TASK GOAL
The reply must contain all of the records, unchanged.

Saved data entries
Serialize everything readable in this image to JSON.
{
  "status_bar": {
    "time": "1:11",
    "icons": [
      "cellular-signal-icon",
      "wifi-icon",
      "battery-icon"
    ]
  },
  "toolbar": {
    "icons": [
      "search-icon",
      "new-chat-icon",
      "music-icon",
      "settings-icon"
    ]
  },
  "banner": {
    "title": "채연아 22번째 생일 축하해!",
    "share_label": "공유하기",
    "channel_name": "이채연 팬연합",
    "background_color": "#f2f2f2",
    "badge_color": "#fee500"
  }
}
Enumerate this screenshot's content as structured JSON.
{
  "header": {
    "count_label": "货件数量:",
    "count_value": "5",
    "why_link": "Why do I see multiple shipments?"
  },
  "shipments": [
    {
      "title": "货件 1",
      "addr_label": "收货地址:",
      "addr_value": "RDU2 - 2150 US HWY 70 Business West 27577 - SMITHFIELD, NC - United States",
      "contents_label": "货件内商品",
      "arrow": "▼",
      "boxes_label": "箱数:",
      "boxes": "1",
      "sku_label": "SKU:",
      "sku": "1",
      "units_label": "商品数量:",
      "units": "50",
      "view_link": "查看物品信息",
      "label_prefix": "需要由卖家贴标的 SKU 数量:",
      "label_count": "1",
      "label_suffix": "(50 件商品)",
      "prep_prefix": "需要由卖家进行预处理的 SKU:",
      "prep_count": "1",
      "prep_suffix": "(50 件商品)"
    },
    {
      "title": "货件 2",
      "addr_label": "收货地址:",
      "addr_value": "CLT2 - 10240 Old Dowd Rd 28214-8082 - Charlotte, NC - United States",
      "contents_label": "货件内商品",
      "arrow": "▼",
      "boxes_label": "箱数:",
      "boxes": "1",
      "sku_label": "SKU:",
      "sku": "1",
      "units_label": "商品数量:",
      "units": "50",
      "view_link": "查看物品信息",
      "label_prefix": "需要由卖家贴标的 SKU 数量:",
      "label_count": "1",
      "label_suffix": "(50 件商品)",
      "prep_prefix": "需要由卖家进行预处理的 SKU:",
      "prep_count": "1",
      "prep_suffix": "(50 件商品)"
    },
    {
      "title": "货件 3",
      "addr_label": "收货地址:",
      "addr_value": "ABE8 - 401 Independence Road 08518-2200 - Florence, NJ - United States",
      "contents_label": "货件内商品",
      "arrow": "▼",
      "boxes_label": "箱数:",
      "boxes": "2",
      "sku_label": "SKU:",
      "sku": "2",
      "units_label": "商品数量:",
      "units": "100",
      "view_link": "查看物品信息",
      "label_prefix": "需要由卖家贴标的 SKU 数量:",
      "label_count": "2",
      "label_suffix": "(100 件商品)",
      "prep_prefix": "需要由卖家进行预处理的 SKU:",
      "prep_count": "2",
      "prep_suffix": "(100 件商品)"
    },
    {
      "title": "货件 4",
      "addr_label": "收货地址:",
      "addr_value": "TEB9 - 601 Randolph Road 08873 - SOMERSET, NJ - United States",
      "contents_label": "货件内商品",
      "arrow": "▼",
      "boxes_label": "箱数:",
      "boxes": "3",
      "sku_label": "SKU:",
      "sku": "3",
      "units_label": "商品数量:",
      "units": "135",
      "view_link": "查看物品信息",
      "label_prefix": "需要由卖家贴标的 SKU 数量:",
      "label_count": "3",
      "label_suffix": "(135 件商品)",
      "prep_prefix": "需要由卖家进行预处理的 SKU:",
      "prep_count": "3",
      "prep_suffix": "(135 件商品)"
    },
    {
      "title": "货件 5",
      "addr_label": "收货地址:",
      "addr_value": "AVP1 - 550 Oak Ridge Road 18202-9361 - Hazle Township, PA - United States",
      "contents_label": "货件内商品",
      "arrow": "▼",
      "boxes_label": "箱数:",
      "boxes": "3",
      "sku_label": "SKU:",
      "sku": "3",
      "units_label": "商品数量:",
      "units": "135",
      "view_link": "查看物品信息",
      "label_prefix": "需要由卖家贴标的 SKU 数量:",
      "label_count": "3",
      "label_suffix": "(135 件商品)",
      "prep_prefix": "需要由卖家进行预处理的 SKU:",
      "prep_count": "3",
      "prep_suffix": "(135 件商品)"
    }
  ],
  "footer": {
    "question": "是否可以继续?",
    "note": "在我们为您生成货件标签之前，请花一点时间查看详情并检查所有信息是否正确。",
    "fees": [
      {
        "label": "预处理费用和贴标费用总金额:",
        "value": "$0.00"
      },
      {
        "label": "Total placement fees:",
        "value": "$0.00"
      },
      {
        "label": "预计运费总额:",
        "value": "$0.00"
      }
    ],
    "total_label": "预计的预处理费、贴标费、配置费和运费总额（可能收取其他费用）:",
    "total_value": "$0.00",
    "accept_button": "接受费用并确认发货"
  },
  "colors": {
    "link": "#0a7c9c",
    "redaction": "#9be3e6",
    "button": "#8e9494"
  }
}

SOLUTION BELOW
Serialize everything readable in this image to JSON.
{
  "status_bar": {
    "time": "1:11",
    "icons": [
      "cellular-signal-icon",
      "wifi-icon",
      "battery-icon"
    ]
  },
  "toolbar": {
    "icons": [
      "search-icon",
      "new-chat-icon",
      "music-icon",
      "settings-icon"
    ]
  },
  "banner": {
    "title": "채연아 22번째 생일 축하해!",
    "share_label": "공유하기",
    "channel_name": "이채연 팬연합",
    "background_color": "#f2f2f2",
    "badge_color": "#fee500"
  }
}
Enumerate this screenshot's content as structured JSON.
{
  "header": {
    "count_label": "货件数量:",
    "count_value": "5",
    "why_link": "Why do I see multiple shipments?"
  },
  "shipments": [
    {
      "title": "货件 1",
      "addr_label": "收货地址:",
      "addr_value": "RDU2 - 2150 US HWY 70 Business West 27577 - SMITHFIELD, NC - United States",
      "contents_label": "货件内商品",
      "arrow": "▼",
      "boxes_label": "箱数:",
      "boxes": "1",
      "sku_label": "SKU:",
      "sku": "1",
      "units_label": "商品数量:",
      "units": "50",
      "view_link": "查看物品信息",
      "label_prefix": "需要由卖家贴标的 SKU 数量:",
      "label_count": "1",
      "label_suffix": "(50 件商品)",
      "prep_prefix": "需要由卖家进行预处理的 SKU:",
      "prep_count": "1",
      "prep_suffix": "(50 件商品)"
    },
    {
      "title": "货件 2",
      "addr_label": "收货地址:",
      "addr_value": "CLT2 - 10240 Old Dowd Rd 28214-8082 - Charlotte, NC - United States",
      "contents_label": "货件内商品",
      "arrow": "▼",
      "boxes_label": "箱数:",
      "boxes": "1",
      "sku_label": "SKU:",
      "sku": "1",
      "units_label": "商品数量:",
      "units": "50",
      "view_link": "查看物品信息",
      "label_prefix": "需要由卖家贴标的 SKU 数量:",
      "label_count": "1",
      "label_suffix": "(50 件商品)",
      "prep_prefix": "需要由卖家进行预处理的 SKU:",
      "prep_count": "1",
      "prep_suffix": "(50 件商品)"
    },
    {
      "title": "货件 3",
      "addr_label": "收货地址:",
      "addr_value": "ABE8 - 401 Independence Road 08518-2200 - Florence, NJ - United States",
      "contents_label": "货件内商品",
      "arrow": "▼",
      "boxes_label": "箱数:",
      "boxes": "2",
      "sku_label": "SKU:",
      "sku": "2",
      "units_label": "商品数量:",
      "units": "100",
      "view_link": "查看物品信息",
      "label_prefix": "需要由卖家贴标的 SKU 数量:",
      "label_count": "2",
      "label_suffix": "(100 件商品)",
      "prep_prefix": "需要由卖家进行预处理的 SKU:",
      "prep_count": "2",
      "prep_suffix": "(100 件商品)"
    },
    {
      "title": "货件 4",
      "addr_label": "收货地址:",
      "addr_value": "TEB9 - 601 Randolph Road 08873 - SOMERSET, NJ - United States",
      "contents_label": "货件内商品",
      "arrow": "▼",
      "boxes_label": "箱数:",
      "boxes": "3",
      "sku_label": "SKU:",
      "sku": "3",
      "units_label": "商品数量:",
      "units": "135",
      "view_link": "查看物品信息",
      "label_prefix": "需要由卖家贴标的 SKU 数量:",
      "label_count": "3",
      "label_suffix": "(135 件商品)",
      "prep_prefix": "需要由卖家进行预处理的 SKU:",
      "prep_count": "3",
      "prep_suffix": "(135 件商品)"
    },
    {
      "title": "货件 5",
      "addr_label": "收货地址:",
      "addr_value": "AVP1 - 550 Oak Ridge Road 18202-9361 - Hazle Township, PA - United States",
      "contents_label": "货件内商品",
      "arrow": "▼",
      "boxes_label": "箱数:",
      "boxes": "3",
      "sku_label": "SKU:",
      "sku": "3",
      "units_label": "商品数量:",
      "units": "135",
      "view_link": "查看物品信息",
      "label_prefix": "需要由卖家贴标的 SKU 数量:",
      "label_count": "3",
      "label_suffix": "(135 件商品)",
      "prep_prefix": "需要由卖家进行预处理的 SKU:",
      "prep_count": "3",
      "prep_suffix": "(135 件商品)"
    }
  ],
  "footer": {
    "question": "是否可以继续?",
    "note": "在我们为您生成货件标签之前，请花一点时间查看详情并检查所有信息是否正确。",
    "fees": [
      {
        "label": "预处理费用和贴标费用总金额:",
        "value": "$0.00"
      },
      {
        "label": "Total placement fees:",
        "value": "$0.00"
      },
      {
        "label": "预计运费总额:",
        "value": "$0.00"
      }
    ],
    "total_label": "预计的预处理费、贴标费、配置费和运费总额（可能收取其他费用）:",
    "total_value": "$0.00",
    "accept_button": "接受费用并确认发货"
  },
  "colors": {
    "link": "#0a7c9c",
    "redaction": "#9be3e6",
    "button": "#8e9494"
  }
}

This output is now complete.